> [INPUT DATA]:
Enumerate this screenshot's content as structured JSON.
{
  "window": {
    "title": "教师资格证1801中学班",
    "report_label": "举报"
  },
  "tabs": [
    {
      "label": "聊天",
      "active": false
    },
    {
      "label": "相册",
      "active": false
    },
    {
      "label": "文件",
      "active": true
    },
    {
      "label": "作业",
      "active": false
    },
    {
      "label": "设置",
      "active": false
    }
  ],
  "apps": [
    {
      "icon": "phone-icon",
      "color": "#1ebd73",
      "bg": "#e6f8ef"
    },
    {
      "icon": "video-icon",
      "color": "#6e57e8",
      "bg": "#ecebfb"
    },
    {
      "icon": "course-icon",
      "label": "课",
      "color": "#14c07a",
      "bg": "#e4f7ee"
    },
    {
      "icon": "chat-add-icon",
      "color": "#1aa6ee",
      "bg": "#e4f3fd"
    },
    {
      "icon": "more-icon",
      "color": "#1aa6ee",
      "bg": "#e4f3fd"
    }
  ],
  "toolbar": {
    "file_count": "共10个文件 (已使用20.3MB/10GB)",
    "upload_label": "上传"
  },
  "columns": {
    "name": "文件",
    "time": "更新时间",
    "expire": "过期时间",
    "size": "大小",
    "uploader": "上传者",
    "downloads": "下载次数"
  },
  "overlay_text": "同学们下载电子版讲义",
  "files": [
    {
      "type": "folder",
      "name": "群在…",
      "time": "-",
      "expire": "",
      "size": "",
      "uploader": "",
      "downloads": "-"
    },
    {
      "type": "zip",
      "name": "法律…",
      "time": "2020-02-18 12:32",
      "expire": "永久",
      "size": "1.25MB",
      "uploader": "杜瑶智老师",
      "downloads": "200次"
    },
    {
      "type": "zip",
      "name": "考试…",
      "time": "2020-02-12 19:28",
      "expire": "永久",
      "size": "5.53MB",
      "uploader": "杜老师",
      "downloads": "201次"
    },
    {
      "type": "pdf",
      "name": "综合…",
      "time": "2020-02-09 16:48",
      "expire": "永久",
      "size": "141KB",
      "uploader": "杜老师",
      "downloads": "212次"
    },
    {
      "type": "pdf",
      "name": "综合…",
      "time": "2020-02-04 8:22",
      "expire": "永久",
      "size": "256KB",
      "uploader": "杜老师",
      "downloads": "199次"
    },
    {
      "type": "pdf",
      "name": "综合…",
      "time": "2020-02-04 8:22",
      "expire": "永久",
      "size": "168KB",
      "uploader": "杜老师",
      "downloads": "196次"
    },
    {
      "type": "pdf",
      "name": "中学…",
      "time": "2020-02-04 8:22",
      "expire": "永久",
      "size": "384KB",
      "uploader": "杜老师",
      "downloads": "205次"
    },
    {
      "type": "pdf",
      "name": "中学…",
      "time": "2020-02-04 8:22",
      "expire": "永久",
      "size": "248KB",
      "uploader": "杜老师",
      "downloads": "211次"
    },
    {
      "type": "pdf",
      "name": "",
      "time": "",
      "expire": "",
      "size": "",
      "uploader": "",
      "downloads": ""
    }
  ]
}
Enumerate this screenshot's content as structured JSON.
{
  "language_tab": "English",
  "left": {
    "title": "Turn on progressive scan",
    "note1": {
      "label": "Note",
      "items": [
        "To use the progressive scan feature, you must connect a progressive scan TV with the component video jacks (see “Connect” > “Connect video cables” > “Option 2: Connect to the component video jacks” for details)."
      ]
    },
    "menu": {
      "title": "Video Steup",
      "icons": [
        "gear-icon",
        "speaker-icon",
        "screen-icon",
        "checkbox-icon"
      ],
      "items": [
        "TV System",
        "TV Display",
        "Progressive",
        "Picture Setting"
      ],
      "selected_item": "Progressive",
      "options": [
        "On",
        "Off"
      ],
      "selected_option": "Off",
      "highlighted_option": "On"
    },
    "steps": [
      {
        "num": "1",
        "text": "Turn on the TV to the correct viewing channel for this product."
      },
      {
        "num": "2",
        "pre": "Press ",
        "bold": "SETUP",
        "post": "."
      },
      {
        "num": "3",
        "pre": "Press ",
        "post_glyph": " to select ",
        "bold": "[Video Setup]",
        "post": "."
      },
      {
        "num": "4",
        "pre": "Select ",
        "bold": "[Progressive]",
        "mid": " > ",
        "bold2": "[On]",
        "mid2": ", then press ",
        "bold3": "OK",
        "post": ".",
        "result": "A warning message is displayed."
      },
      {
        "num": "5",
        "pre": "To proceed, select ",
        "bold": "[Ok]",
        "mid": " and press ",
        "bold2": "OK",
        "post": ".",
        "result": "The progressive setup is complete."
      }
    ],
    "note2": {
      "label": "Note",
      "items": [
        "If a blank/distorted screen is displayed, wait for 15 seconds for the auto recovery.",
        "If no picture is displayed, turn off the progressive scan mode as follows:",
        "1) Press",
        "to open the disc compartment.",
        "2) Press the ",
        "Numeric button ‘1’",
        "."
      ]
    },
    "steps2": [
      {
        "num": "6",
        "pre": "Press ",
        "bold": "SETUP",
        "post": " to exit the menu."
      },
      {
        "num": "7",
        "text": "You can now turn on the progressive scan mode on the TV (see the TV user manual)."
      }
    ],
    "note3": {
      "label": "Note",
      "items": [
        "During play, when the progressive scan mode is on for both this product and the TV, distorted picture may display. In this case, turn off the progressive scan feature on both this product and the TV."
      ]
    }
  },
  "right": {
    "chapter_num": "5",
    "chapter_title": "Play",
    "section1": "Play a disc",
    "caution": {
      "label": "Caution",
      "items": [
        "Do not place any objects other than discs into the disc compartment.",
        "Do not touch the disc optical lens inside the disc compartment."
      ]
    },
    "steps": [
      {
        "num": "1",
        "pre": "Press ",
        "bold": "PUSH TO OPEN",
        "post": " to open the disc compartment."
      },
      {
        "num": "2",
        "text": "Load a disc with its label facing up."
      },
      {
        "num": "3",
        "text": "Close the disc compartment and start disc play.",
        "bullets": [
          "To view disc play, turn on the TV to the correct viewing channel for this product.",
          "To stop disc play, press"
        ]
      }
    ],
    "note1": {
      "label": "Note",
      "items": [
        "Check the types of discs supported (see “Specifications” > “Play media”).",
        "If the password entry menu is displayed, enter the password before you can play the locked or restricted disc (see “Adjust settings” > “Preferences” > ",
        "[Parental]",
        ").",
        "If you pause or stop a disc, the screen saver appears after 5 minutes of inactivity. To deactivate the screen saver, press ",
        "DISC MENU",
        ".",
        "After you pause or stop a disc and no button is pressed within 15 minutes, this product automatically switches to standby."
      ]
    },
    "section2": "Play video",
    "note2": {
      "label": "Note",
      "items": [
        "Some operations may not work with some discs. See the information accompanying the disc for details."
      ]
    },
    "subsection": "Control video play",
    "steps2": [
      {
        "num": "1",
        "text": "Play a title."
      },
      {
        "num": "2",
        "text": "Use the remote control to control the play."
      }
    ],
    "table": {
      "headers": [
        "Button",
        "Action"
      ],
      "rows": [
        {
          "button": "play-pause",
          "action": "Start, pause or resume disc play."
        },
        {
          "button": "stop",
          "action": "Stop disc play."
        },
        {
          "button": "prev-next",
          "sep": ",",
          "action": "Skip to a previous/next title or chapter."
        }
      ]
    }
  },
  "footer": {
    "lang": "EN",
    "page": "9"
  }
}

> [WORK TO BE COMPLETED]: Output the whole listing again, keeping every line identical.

> [RESPONSE TO THIS TASK]:
Enumerate this screenshot's content as structured JSON.
{
  "window": {
    "title": "教师资格证1801中学班",
    "report_label": "举报"
  },
  "tabs": [
    {
      "label": "聊天",
      "active": false
    },
    {
      "label": "相册",
      "active": false
    },
    {
      "label": "文件",
      "active": true
    },
    {
      "label": "作业",
      "active": false
    },
    {
      "label": "设置",
      "active": false
    }
  ],
  "apps": [
    {
      "icon": "phone-icon",
      "color": "#1ebd73",
      "bg": "#e6f8ef"
    },
    {
      "icon": "video-icon",
      "color": "#6e57e8",
      "bg": "#ecebfb"
    },
    {
      "icon": "course-icon",
      "label": "课",
      "color": "#14c07a",
      "bg": "#e4f7ee"
    },
    {
      "icon": "chat-add-icon",
      "color": "#1aa6ee",
      "bg": "#e4f3fd"
    },
    {
      "icon": "more-icon",
      "color": "#1aa6ee",
      "bg": "#e4f3fd"
    }
  ],
  "toolbar": {
    "file_count": "共10个文件 (已使用20.3MB/10GB)",
    "upload_label": "上传"
  },
  "columns": {
    "name": "文件",
    "time": "更新时间",
    "expire": "过期时间",
    "size": "大小",
    "uploader": "上传者",
    "downloads": "下载次数"
  },
  "overlay_text": "同学们下载电子版讲义",
  "files": [
    {
      "type": "folder",
      "name": "群在…",
      "time": "-",
      "expire": "",
      "size": "",
      "uploader": "",
      "downloads": "-"
    },
    {
      "type": "zip",
      "name": "法律…",
      "time": "2020-02-18 12:32",
      "expire": "永久",
      "size": "1.25MB",
      "uploader": "杜瑶智老师",
      "downloads": "200次"
    },
    {
      "type": "zip",
      "name": "考试…",
      "time": "2020-02-12 19:28",
      "expire": "永久",
      "size": "5.53MB",
      "uploader": "杜老师",
      "downloads": "201次"
    },
    {
      "type": "pdf",
      "name": "综合…",
      "time": "2020-02-09 16:48",
      "expire": "永久",
      "size": "141KB",
      "uploader": "杜老师",
      "downloads": "212次"
    },
    {
      "type": "pdf",
      "name": "综合…",
      "time": "2020-02-04 8:22",
      "expire": "永久",
      "size": "256KB",
      "uploader": "杜老师",
      "downloads": "199次"
    },
    {
      "type": "pdf",
      "name": "综合…",
      "time": "2020-02-04 8:22",
      "expire": "永久",
      "size": "168KB",
      "uploader": "杜老师",
      "downloads": "196次"
    },
    {
      "type": "pdf",
      "name": "中学…",
      "time": "2020-02-04 8:22",
      "expire": "永久",
      "size": "384KB",
      "uploader": "杜老师",
      "downloads": "205次"
    },
    {
      "type": "pdf",
      "name": "中学…",
      "time": "2020-02-04 8:22",
      "expire": "永久",
      "size": "248KB",
      "uploader": "杜老师",
      "downloads": "211次"
    },
    {
      "type": "pdf",
      "name": "",
      "time": "",
      "expire": "",
      "size": "",
      "uploader": "",
      "downloads": ""
    }
  ]
}
Enumerate this screenshot's content as structured JSON.
{
  "language_tab": "English",
  "left": {
    "title": "Turn on progressive scan",
    "note1": {
      "label": "Note",
      "items": [
        "To use the progressive scan feature, you must connect a progressive scan TV with the component video jacks (see “Connect” > “Connect video cables” > “Option 2: Connect to the component video jacks” for details)."
      ]
    },
    "menu": {
      "title": "Video Steup",
      "icons": [
        "gear-icon",
        "speaker-icon",
        "screen-icon",
        "checkbox-icon"
      ],
      "items": [
        "TV System",
        "TV Display",
        "Progressive",
        "Picture Setting"
      ],
      "selected_item": "Progressive",
      "options": [
        "On",
        "Off"
      ],
      "selected_option": "Off",
      "highlighted_option": "On"
    },
    "steps": [
      {
        "num": "1",
        "text": "Turn on the TV to the correct viewing channel for this product."
      },
      {
        "num": "2",
        "pre": "Press ",
        "bold": "SETUP",
        "post": "."
      },
      {
        "num": "3",
        "pre": "Press ",
        "post_glyph": " to select ",
        "bold": "[Video Setup]",
        "post": "."
      },
      {
        "num": "4",
        "pre": "Select ",
        "bold": "[Progressive]",
        "mid": " > ",
        "bold2": "[On]",
        "mid2": ", then press ",
        "bold3": "OK",
        "post": ".",
        "result": "A warning message is displayed."
      },
      {
        "num": "5",
        "pre": "To proceed, select ",
        "bold": "[Ok]",
        "mid": " and press ",
        "bold2": "OK",
        "post": ".",
        "result": "The progressive setup is complete."
      }
    ],
    "note2": {
      "label": "Note",
      "items": [
        "If a blank/distorted screen is displayed, wait for 15 seconds for the auto recovery.",
        "If no picture is displayed, turn off the progressive scan mode as follows:",
        "1) Press",
        "to open the disc compartment.",
        "2) Press the ",
        "Numeric button ‘1’",
        "."
      ]
    },
    "steps2": [
      {
        "num": "6",
        "pre": "Press ",
        "bold": "SETUP",
        "post": " to exit the menu."
      },
      {
        "num": "7",
        "text": "You can now turn on the progressive scan mode on the TV (see the TV user manual)."
      }
    ],
    "note3": {
      "label": "Note",
      "items": [
        "During play, when the progressive scan mode is on for both this product and the TV, distorted picture may display. In this case, turn off the progressive scan feature on both this product and the TV."
      ]
    }
  },
  "right": {
    "chapter_num": "5",
    "chapter_title": "Play",
    "section1": "Play a disc",
    "caution": {
      "label": "Caution",
      "items": [
        "Do not place any objects other than discs into the disc compartment.",
        "Do not touch the disc optical lens inside the disc compartment."
      ]
    },
    "steps": [
      {
        "num": "1",
        "pre": "Press ",
        "bold": "PUSH TO OPEN",
        "post": " to open the disc compartment."
      },
      {
        "num": "2",
        "text": "Load a disc with its label facing up."
      },
      {
        "num": "3",
        "text": "Close the disc compartment and start disc play.",
        "bullets": [
          "To view disc play, turn on the TV to the correct viewing channel for this product.",
          "To stop disc play, press"
        ]
      }
    ],
    "note1": {
      "label": "Note",
      "items": [
        "Check the types of discs supported (see “Specifications” > “Play media”).",
        "If the password entry menu is displayed, enter the password before you can play the locked or restricted disc (see “Adjust settings” > “Preferences” > ",
        "[Parental]",
        ").",
        "If you pause or stop a disc, the screen saver appears after 5 minutes of inactivity. To deactivate the screen saver, press ",
        "DISC MENU",
        ".",
        "After you pause or stop a disc and no button is pressed within 15 minutes, this product automatically switches to standby."
      ]
    },
    "section2": "Play video",
    "note2": {
      "label": "Note",
      "items": [
        "Some operations may not work with some discs. See the information accompanying the disc for details."
      ]
    },
    "subsection": "Control video play",
    "steps2": [
      {
        "num": "1",
        "text": "Play a title."
      },
      {
        "num": "2",
        "text": "Use the remote control to control the play."
      }
    ],
    "table": {
      "headers": [
        "Button",
        "Action"
      ],
      "rows": [
        {
          "button": "play-pause",
          "action": "Start, pause or resume disc play."
        },
        {
          "button": "stop",
          "action": "Stop disc play."
        },
        {
          "button": "prev-next",
          "sep": ",",
          "action": "Skip to a previous/next title or chapter."
        }
      ]
    }
  },
  "footer": {
    "lang": "EN",
    "page": "9"
  }
}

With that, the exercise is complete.